Entries taken from a collection:
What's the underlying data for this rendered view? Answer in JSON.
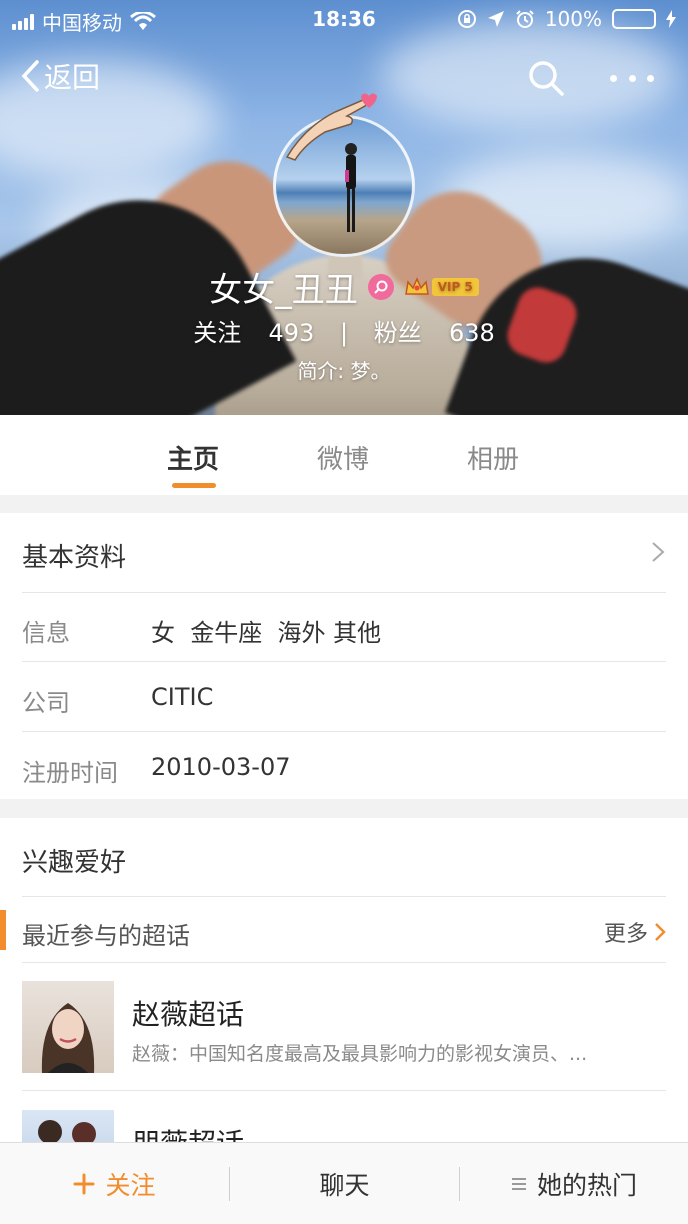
{
  "status_bar": {
    "carrier": "中国移动",
    "time": "18:36",
    "battery": "100%"
  },
  "nav": {
    "back_label": "返回"
  },
  "profile": {
    "username": "女女_丑丑",
    "vip_label": "VIP 5",
    "following_label": "关注",
    "following_count": "493",
    "separator": "|",
    "followers_label": "粉丝",
    "followers_count": "638",
    "bio": "简介: 梦。"
  },
  "tabs": [
    {
      "label": "主页",
      "active": true
    },
    {
      "label": "微博",
      "active": false
    },
    {
      "label": "相册",
      "active": false
    }
  ],
  "basic_info": {
    "title": "基本资料",
    "rows": [
      {
        "label": "信息",
        "value": "女  金牛座  海外 其他"
      },
      {
        "label": "公司",
        "value": "CITIC"
      },
      {
        "label": "注册时间",
        "value": "2010-03-07"
      }
    ]
  },
  "interests": {
    "title": "兴趣爱好",
    "recent_title": "最近参与的超话",
    "more_label": "更多",
    "topics": [
      {
        "title": "赵薇超话",
        "desc": "赵薇：中国知名度最高及最具影响力的影视女演员、..."
      },
      {
        "title": "朋薇超话",
        "desc": ""
      }
    ]
  },
  "bottom_bar": {
    "follow_label": "关注",
    "chat_label": "聊天",
    "hot_label": "她的热门"
  },
  "colors": {
    "accent": "#f28d2e",
    "battery_green": "#4cd964",
    "vip_gold": "#f2c53a",
    "badge_pink": "#f06a9b"
  },
  "icons": [
    "signal-icon",
    "wifi-icon",
    "lock-rotation-icon",
    "location-icon",
    "alarm-icon",
    "battery-icon",
    "charging-icon",
    "back-chevron-icon",
    "search-icon",
    "more-dots-icon",
    "chevron-right-icon",
    "plus-icon",
    "menu-lines-icon",
    "crown-icon"
  ]
}
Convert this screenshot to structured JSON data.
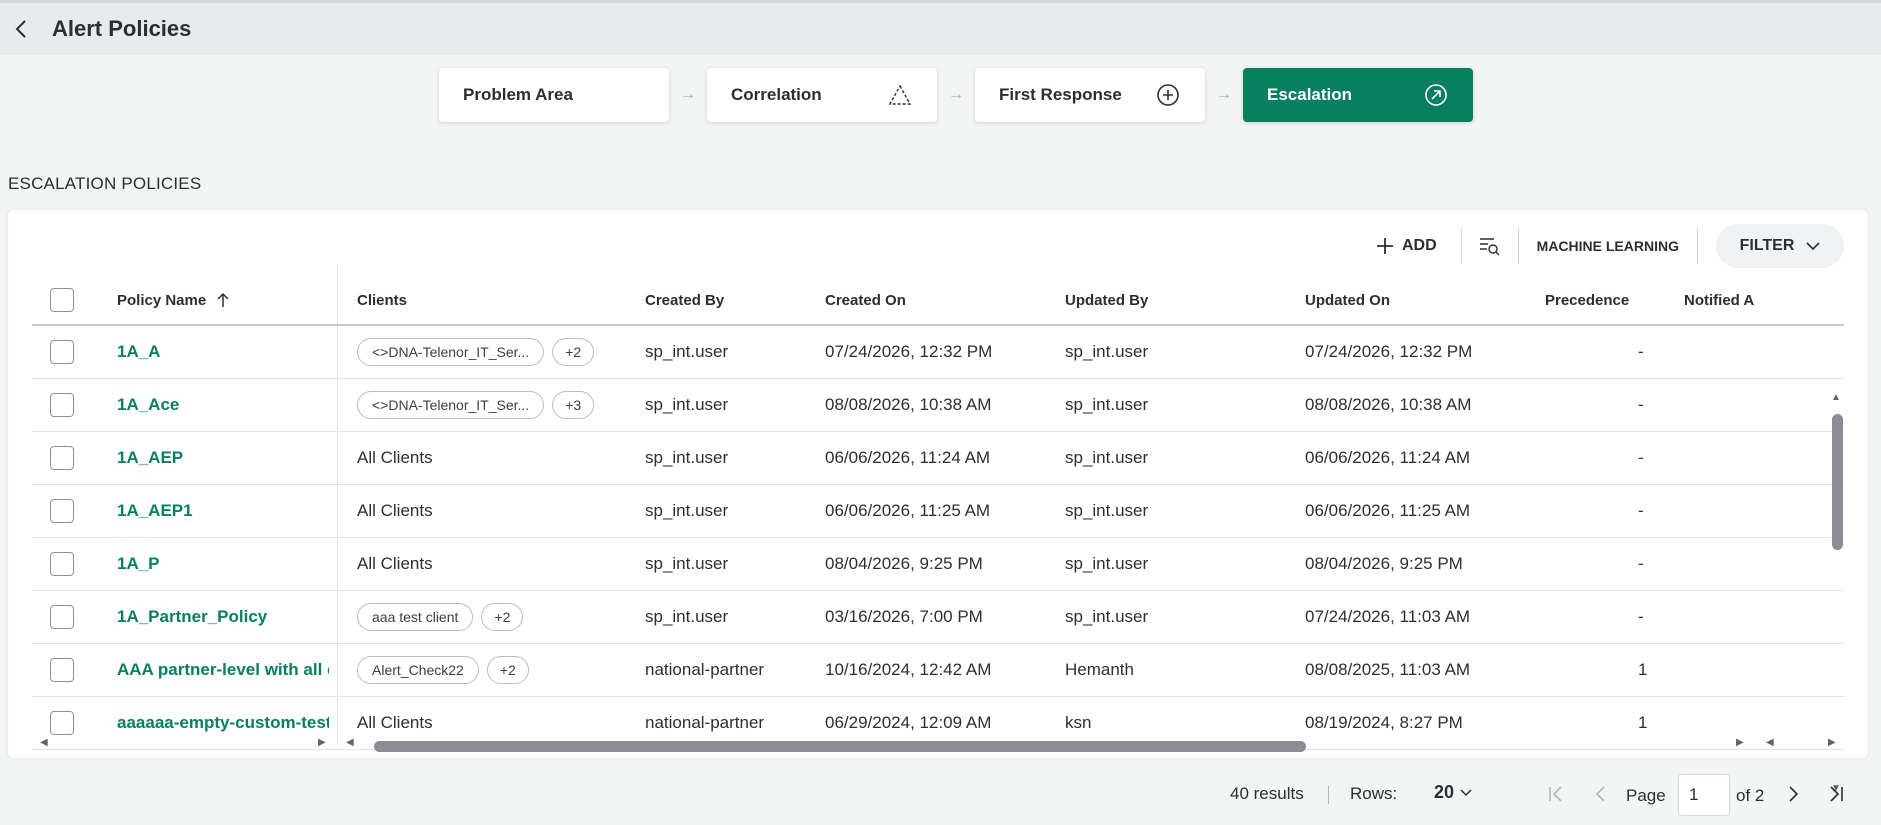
{
  "header": {
    "title": "Alert Policies"
  },
  "steps": [
    {
      "label": "Problem Area",
      "icon": "none"
    },
    {
      "label": "Correlation",
      "icon": "triangle-dashed-icon"
    },
    {
      "label": "First Response",
      "icon": "plus-circle-icon"
    },
    {
      "label": "Escalation",
      "icon": "arrow-up-right-circle-icon"
    }
  ],
  "section_title": "ESCALATION POLICIES",
  "toolbar": {
    "add_label": "ADD",
    "ml_label": "MACHINE LEARNING",
    "filter_label": "FILTER"
  },
  "columns": {
    "policy_name": "Policy Name",
    "clients": "Clients",
    "created_by": "Created By",
    "created_on": "Created On",
    "updated_by": "Updated By",
    "updated_on": "Updated On",
    "precedence": "Precedence",
    "notified": "Notified A"
  },
  "rows": [
    {
      "name": "1A_A",
      "client_chip": "<>DNA-Telenor_IT_Ser...",
      "client_more": "+2",
      "client_text": "",
      "created_by": "sp_int.user",
      "created_on": "07/24/2026, 12:32 PM",
      "updated_by": "sp_int.user",
      "updated_on": "07/24/2026, 12:32 PM",
      "precedence": "-"
    },
    {
      "name": "1A_Ace",
      "client_chip": "<>DNA-Telenor_IT_Ser...",
      "client_more": "+3",
      "client_text": "",
      "created_by": "sp_int.user",
      "created_on": "08/08/2026, 10:38 AM",
      "updated_by": "sp_int.user",
      "updated_on": "08/08/2026, 10:38 AM",
      "precedence": "-"
    },
    {
      "name": "1A_AEP",
      "client_chip": "",
      "client_more": "",
      "client_text": "All Clients",
      "created_by": "sp_int.user",
      "created_on": "06/06/2026, 11:24 AM",
      "updated_by": "sp_int.user",
      "updated_on": "06/06/2026, 11:24 AM",
      "precedence": "-"
    },
    {
      "name": "1A_AEP1",
      "client_chip": "",
      "client_more": "",
      "client_text": "All Clients",
      "created_by": "sp_int.user",
      "created_on": "06/06/2026, 11:25 AM",
      "updated_by": "sp_int.user",
      "updated_on": "06/06/2026, 11:25 AM",
      "precedence": "-"
    },
    {
      "name": "1A_P",
      "client_chip": "",
      "client_more": "",
      "client_text": "All Clients",
      "created_by": "sp_int.user",
      "created_on": "08/04/2026, 9:25 PM",
      "updated_by": "sp_int.user",
      "updated_on": "08/04/2026, 9:25 PM",
      "precedence": "-"
    },
    {
      "name": "1A_Partner_Policy",
      "client_chip": "aaa test client",
      "client_more": "+2",
      "client_text": "",
      "created_by": "sp_int.user",
      "created_on": "03/16/2026, 7:00 PM",
      "updated_by": "sp_int.user",
      "updated_on": "07/24/2026, 11:03 AM",
      "precedence": "-"
    },
    {
      "name": "AAA partner-level with all cl",
      "client_chip": "Alert_Check22",
      "client_more": "+2",
      "client_text": "",
      "created_by": "national-partner",
      "created_on": "10/16/2024, 12:42 AM",
      "updated_by": "Hemanth",
      "updated_on": "08/08/2025, 11:03 AM",
      "precedence": "1"
    },
    {
      "name": "aaaaaa-empty-custom-test.",
      "client_chip": "",
      "client_more": "",
      "client_text": "All Clients",
      "created_by": "national-partner",
      "created_on": "06/29/2024, 12:09 AM",
      "updated_by": "ksn",
      "updated_on": "08/19/2024, 8:27 PM",
      "precedence": "1"
    }
  ],
  "pagination": {
    "results": "40 results",
    "rows_label": "Rows:",
    "rows_value": "20",
    "page_label": "Page",
    "page_value": "1",
    "of_label": "of 2"
  },
  "colors": {
    "accent": "#087f5f",
    "text": "#2b2f33"
  }
}
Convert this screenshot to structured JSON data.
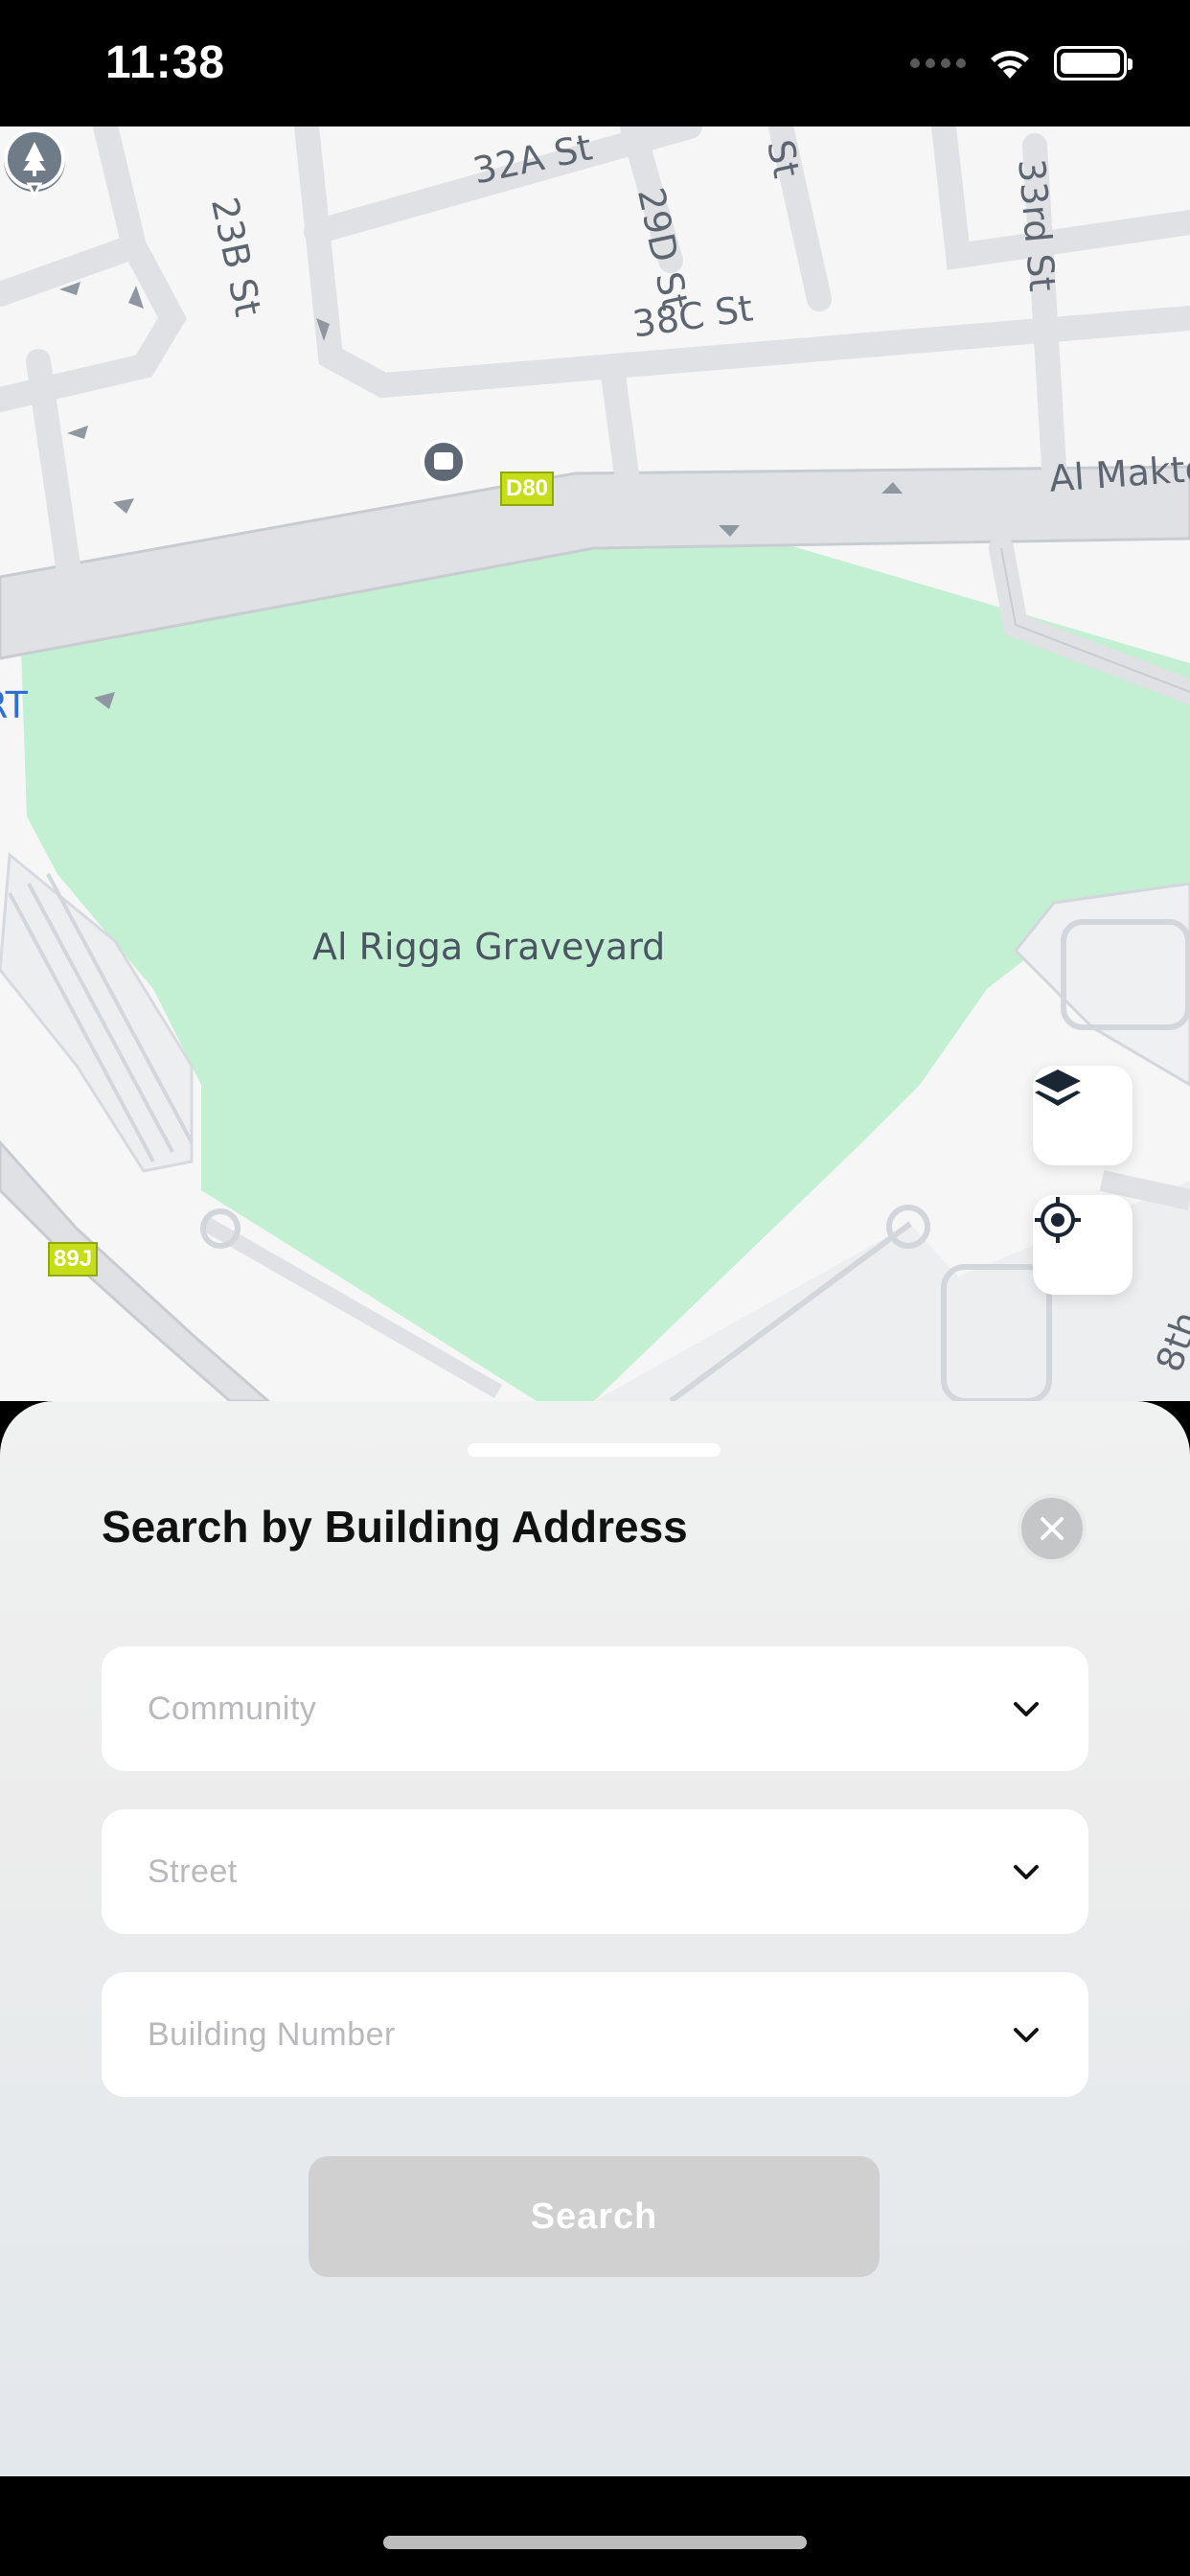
{
  "status_bar": {
    "time": "11:38",
    "signal_icon": "signal-dots-icon",
    "wifi_icon": "wifi-icon",
    "battery_icon": "battery-icon"
  },
  "map": {
    "street_labels": [
      "32A St",
      "23B St",
      "29D St",
      "St",
      "33rd St",
      "38C St",
      "Al Makto",
      "8th",
      "RT"
    ],
    "road_badges": [
      "D80",
      "89J"
    ],
    "poi": {
      "name": "Al Rigga Graveyard",
      "icon": "park-pin-icon"
    },
    "colors": {
      "park": "#c3efd3",
      "road": "#dfe1e4",
      "road_edge": "#c5c9ce",
      "background": "#f6f6f6"
    },
    "controls": {
      "layers_icon": "layers-icon",
      "locate_icon": "locate-icon"
    }
  },
  "sheet": {
    "title": "Search by Building Address",
    "close_icon": "close-icon",
    "fields": [
      {
        "placeholder": "Community",
        "icon": "chevron-down-icon"
      },
      {
        "placeholder": "Street",
        "icon": "chevron-down-icon"
      },
      {
        "placeholder": "Building Number",
        "icon": "chevron-down-icon"
      }
    ],
    "search_label": "Search",
    "search_enabled": false
  }
}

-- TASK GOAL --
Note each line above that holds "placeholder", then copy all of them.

-- RESULT OF THE TASK --
        "placeholder": "Community",
        "placeholder": "Street",
        "placeholder": "Building Number",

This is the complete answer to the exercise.